Had you visited Trade Routes, curated by Okwui Enwezor at the Electric Workshop for the 1997 Johannesburg Biennale, and made your way towards the back and up a floor or two you would have looked down upon The World is Flat - a stark and astonishing sight.

Barker's huge new piece was a map of the world constructed from 3 000 army uniforms and 2 000 green beer bottles. At the southernmost tip of Africa was a neon sign reading VOC - the logo of the DutchEast India Company (DEIC).

It was the DEIC's commercial fleets - heroes of the apartheid history books - that instigated South Africa's earliest colonial land wars and forged a trail for the Boers to eventually settle in the interior and claim a republic. In 1652 the Cape colony was established by the DEIC when the trading company set up a refreshment station under Jan van Riebeek - to stave off scurvy on the voyage north. Soon enough the indigenous Khoikhoi people were enslaved, beginning a campaign of resistance in 1659. The station would become a British settlement and a military base would be established at its heart, today known as The Castle of Good Hope.


Scurvy
It was at The Castle in 1995 that The World is Flat began its life as Is the World Flat? - on a show called "Scurvy" organised by Barker, Kevin Brand and Brett Murray - in which they recolonised the military museum and claimed it for contemporary culture.

For Barker it was a milestone and a political victory. Particularly considering that in order to construct his work - in the very first room ever built at the Castle - he would have to request materials from the army. In 1995 the Defence Force was trying desperately to incorporate the former resistance armies into its ranks. "I had to negotiate with them," says Barker. "I told them it's all about forgiveness."

Today Barker says that "Scurvy" was the first time that he began to think globally about his work. That he was looking at identity.

What were his own colonial origins? Was the VOC logo - the first multi-national logo in the world - a bit like the Coca Cola logo today?

In a press release for "Scurvy" he added: "Is this how we see the world through the media?
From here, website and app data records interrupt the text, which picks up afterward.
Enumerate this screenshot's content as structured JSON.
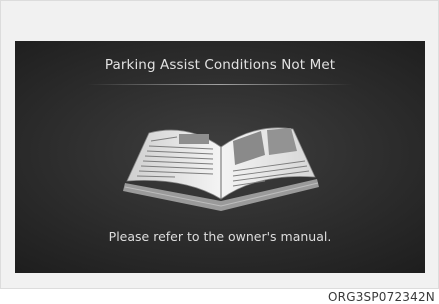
{
  "screen": {
    "title": "Parking Assist Conditions Not Met",
    "message": "Please refer to the owner's manual.",
    "illustration": "open-book-icon"
  },
  "figure_code": "ORG3SP072342N"
}
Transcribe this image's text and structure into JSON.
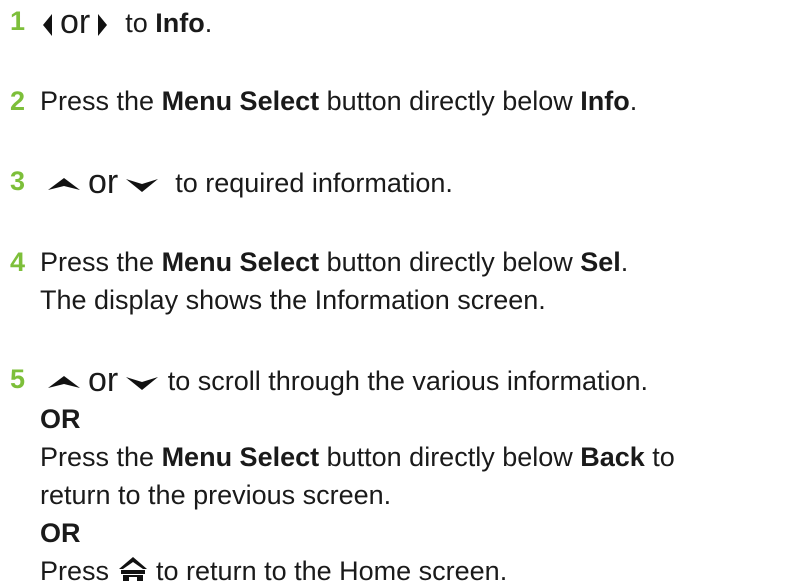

Through a flat plain of images?"

Storming the Ramparts


Wayne Barker: Artist's Monograph
Introduction
Vienna Calling
60's Suburbia
Johnny Rottenism
Anyone for Tennis?
Fourteen Days in Hell
The Bad Art Attacks
The Famous Five do Downtown
Fragments of a Murder
Have you Hugged a Fascist Today?
Landscape with Target
Blood Money
Le Monde a L'envers
Bigotry on a Stick
The Heart of Neon
Divorce in Paradise
The South African Thing
Storming the Ramparts
The Wax Hand
A Love Story
Frankfurt in Latex
The Talking Curio
Back to Basics
Dirty Laundry
A New Kind of Freedom
Biography
Photo Credits & Works